"People complained that they felt like they were pregnant, had gut pain...and tiredness increased," says the lead researcher, Jessica Biesiekierski, a Ph.D. candidate at Monash University Department of Medicine and Gastroenterology.
Sarah Cooper participated in the study and felt like she had been "hit by a bus" after the first day of gluten snacks. Her symptoms got so bad that she had to drop out halfway through the six-week study.
People with gluten sensitivity who don't respond this way aren't necessarily in the clear, however. Experts like Marlisa Brown, a registered dietitian in private practice in Long Island, N.Y., and the author of Gluten-Free, Hassle-Free, worry that gluten could have long-term negative consequences that just haven't been identified yet. Even if you feel better, "definitely don't try to add it back in," she urges.
Brown counts herself among the gluten sensitive. After enduring sinus infections, hair loss, sensitive skin, and fatigue since she was a little girl, and despite a negative celiac-disease test in her 20s (which she thinks may not have been thorough enough), Brown finally cut out gluten in her late 40s.
"I felt better in a week," she says.
Gluten-free doesn't equal healthy
If you suspect your body can't tolerate gluten, the first thing you should do is get tested for celiac disease. If the test comes back negative, try a gluten-free diet for a week to see if you feel better, Leffler says. Cutting out gluten is the most reliable way to determine if you are, in fact, sensitive to the protein -- and if you are sensitive, it's the only treatment.

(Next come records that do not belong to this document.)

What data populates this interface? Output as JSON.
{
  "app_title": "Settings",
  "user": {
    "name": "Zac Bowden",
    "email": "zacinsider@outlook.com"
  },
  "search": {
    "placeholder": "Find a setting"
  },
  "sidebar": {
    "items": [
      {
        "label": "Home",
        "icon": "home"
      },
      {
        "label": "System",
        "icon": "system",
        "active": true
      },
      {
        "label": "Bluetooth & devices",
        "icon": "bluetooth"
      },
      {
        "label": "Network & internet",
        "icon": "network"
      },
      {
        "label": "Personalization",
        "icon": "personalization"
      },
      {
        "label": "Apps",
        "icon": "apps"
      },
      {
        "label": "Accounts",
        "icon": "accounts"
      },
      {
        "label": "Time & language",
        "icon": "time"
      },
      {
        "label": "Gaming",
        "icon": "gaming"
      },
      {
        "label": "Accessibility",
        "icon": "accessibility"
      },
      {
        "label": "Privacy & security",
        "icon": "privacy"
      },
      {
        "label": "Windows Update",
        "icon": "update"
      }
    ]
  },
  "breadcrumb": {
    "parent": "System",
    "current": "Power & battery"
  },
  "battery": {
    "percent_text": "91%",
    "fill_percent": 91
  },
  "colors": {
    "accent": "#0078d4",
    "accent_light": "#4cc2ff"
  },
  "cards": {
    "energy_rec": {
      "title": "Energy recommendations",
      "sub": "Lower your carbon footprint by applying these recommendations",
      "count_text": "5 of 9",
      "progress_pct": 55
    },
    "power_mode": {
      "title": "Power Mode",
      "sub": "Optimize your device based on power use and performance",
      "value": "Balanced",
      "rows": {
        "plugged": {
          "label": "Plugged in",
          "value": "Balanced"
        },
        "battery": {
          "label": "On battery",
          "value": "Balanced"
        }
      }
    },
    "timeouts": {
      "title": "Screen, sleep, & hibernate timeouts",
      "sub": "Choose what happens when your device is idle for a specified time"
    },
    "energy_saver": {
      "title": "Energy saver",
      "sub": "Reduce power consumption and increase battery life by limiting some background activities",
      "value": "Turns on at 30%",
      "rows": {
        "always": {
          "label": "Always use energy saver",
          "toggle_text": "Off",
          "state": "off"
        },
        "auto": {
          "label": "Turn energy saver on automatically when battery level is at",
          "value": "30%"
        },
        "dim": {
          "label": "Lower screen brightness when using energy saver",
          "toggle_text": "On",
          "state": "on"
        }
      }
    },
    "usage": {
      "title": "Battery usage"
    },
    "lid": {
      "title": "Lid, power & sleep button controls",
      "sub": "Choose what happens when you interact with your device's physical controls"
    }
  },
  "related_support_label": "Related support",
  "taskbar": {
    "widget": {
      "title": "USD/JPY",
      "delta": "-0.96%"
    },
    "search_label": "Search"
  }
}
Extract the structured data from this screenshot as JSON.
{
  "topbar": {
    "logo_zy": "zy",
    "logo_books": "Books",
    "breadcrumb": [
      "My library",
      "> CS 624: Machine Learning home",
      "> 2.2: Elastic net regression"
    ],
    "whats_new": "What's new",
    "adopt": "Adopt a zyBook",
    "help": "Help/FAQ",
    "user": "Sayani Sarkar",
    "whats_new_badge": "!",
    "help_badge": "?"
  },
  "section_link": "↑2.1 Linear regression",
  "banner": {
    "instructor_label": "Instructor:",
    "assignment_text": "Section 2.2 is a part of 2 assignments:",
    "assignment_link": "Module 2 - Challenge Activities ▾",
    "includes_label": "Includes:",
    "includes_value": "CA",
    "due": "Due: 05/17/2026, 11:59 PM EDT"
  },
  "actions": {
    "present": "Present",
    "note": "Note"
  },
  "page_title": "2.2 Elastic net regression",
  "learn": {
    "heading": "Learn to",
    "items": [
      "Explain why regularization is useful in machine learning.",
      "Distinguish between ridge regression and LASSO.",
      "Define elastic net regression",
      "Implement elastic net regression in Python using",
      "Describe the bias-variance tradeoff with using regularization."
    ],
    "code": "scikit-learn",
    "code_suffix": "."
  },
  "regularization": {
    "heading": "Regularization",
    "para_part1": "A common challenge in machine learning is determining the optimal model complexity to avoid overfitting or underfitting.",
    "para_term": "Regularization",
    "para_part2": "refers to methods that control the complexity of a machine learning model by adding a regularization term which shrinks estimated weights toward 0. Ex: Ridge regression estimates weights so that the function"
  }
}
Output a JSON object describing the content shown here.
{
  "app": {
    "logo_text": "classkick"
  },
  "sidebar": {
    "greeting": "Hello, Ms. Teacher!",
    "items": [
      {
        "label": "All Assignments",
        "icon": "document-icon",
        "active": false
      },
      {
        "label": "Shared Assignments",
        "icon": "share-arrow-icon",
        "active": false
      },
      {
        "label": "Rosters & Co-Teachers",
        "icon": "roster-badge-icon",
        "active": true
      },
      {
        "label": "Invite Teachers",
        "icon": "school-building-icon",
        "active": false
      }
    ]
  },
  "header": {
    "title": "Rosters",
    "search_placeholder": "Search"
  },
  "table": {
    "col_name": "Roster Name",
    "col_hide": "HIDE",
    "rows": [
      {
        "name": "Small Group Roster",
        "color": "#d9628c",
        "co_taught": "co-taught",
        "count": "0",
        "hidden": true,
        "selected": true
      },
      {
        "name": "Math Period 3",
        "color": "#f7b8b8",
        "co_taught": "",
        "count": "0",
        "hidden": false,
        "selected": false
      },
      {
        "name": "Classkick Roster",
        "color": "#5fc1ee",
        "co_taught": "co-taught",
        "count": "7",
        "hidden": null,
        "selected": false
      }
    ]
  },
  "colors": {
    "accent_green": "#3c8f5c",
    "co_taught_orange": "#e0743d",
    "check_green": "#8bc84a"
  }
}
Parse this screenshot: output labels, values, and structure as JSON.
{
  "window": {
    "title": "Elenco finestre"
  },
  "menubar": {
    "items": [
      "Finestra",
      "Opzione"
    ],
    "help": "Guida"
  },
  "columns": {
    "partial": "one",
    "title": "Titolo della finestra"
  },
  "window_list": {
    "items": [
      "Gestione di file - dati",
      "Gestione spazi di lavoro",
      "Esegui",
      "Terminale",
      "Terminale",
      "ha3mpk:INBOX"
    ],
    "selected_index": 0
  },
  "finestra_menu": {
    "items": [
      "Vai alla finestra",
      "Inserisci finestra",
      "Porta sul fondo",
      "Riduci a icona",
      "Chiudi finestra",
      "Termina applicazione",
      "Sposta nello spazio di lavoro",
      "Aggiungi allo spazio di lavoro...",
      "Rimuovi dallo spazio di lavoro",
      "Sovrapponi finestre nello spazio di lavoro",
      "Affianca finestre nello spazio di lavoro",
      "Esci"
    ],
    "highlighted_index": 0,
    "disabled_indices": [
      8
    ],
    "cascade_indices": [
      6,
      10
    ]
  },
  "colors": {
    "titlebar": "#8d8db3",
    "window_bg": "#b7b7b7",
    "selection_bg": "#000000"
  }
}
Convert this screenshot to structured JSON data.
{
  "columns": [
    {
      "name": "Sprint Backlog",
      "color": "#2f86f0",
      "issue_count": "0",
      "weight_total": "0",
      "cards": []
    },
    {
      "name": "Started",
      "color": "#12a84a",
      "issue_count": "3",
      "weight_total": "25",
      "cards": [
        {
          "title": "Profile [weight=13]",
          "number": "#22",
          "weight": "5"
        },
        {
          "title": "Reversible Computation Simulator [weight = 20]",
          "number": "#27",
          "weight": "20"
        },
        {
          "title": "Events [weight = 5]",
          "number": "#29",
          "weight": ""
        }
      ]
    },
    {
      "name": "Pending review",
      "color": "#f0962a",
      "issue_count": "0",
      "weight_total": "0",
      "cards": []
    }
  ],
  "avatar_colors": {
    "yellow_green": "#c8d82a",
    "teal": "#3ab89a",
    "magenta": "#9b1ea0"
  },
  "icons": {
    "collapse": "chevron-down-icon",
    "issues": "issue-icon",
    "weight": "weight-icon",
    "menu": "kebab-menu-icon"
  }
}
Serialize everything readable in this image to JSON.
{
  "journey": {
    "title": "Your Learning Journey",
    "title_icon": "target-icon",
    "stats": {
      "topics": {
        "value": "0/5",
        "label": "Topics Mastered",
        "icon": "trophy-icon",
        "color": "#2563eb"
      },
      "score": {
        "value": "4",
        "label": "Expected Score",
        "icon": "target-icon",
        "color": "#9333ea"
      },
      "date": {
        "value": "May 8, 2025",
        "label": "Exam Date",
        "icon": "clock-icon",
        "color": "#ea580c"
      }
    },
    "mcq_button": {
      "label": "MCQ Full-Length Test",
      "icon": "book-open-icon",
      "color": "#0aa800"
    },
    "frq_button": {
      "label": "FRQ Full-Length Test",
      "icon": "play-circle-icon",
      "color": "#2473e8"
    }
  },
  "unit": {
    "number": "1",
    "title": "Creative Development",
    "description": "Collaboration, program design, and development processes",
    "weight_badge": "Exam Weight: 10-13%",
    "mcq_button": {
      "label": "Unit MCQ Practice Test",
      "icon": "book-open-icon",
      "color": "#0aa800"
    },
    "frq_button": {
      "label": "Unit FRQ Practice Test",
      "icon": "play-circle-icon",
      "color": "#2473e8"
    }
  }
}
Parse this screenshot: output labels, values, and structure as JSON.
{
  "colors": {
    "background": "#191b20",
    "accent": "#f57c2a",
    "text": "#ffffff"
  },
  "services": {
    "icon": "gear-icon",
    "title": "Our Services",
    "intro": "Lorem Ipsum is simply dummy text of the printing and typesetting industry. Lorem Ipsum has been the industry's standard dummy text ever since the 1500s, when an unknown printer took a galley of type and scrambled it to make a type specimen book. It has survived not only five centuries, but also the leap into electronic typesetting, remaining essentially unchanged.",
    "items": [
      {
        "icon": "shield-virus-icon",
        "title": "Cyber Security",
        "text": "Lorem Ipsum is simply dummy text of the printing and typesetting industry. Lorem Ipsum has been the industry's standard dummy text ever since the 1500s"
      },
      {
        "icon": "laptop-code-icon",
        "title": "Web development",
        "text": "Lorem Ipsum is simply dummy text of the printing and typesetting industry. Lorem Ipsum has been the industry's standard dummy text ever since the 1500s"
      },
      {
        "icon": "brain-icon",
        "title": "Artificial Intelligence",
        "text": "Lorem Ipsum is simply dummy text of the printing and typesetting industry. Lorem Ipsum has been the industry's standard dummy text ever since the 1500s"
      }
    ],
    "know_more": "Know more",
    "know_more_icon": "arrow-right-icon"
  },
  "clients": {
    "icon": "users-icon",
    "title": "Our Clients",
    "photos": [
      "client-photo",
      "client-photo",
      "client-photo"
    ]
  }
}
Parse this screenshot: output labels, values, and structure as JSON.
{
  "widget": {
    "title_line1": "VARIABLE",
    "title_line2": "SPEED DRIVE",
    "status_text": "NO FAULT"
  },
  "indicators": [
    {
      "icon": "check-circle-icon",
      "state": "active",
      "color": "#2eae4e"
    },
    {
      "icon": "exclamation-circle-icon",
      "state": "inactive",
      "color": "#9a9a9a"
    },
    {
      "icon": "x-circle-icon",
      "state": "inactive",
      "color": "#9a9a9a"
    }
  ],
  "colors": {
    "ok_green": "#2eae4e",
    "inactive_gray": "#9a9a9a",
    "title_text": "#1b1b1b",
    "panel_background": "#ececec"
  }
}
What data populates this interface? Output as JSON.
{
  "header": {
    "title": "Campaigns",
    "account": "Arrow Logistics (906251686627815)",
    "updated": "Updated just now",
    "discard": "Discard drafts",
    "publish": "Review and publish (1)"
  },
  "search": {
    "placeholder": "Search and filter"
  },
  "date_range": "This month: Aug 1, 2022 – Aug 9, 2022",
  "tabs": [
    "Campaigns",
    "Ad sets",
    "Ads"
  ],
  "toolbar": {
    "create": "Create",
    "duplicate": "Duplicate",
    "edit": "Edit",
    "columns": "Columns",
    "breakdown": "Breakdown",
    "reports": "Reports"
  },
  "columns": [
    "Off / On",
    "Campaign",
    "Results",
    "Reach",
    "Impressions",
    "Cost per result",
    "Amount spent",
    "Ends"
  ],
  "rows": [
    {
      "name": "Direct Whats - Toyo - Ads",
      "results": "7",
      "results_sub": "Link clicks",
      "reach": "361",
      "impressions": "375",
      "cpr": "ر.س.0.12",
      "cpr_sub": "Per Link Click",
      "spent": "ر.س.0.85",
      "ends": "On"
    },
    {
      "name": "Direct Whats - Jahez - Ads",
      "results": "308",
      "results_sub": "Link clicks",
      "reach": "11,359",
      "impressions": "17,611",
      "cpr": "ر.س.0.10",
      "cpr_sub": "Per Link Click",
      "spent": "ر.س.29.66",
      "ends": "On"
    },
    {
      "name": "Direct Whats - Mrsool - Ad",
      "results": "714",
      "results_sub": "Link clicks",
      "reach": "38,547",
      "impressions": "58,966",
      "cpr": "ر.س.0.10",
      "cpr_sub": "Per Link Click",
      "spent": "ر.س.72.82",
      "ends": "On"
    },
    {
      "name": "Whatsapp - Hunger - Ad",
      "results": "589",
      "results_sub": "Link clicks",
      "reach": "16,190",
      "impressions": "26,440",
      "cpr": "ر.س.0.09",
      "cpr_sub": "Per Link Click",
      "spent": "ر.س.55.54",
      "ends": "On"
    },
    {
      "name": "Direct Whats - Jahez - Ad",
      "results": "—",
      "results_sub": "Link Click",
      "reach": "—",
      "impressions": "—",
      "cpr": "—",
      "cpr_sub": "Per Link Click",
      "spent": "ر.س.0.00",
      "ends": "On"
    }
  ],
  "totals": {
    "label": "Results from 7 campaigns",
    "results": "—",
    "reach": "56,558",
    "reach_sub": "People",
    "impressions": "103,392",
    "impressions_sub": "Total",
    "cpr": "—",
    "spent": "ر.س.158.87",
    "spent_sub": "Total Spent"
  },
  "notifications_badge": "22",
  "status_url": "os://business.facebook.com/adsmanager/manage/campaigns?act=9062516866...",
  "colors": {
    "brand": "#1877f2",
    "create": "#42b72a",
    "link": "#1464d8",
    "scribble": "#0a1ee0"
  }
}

However, Leffler stresses that you should get help from a dietitian to make sure that you avoid hidden sources of gluten (like soy sauce and salad dressing), and that you don't miss out on the vitamins that wheat products provide.
Even though celebrities like Oprah Winfrey and Gwyneth Paltrow have reportedly cut out gluten to "detox," there's nothing inherently healthier about a gluten-free diet. "It can be very healthy, or it can be junk food," says Dee Sandquist, a registered dietitian and spokesperson for the American Dietetic Association.
Some of the many gluten-free products on the market can be unhealthy, Fasano says, because manufacturers add extra sugar and fat to simulate the texture and satisfying fluffiness that gluten imparts.
Another potential pitfall is that gluten-free products are less routinely fortified with iron and vitamins B and D than regular bread products, Sandquist says. "Vitamins B and D are the ones particularly at risk of being deficient in [gluten-sensitive] people."
If you plan to go gluten free, select more fruits, vegetables, and lean meat, and more naturally gluten-free grains like brown rice, quinoa, and buckwheat, rather than just buying prepackaged products labeled "gluten free," Sandquist says. She adds, however, that gluten-free products are "evolving" and may become healthier overall as manufacturers develop ways to fortify them.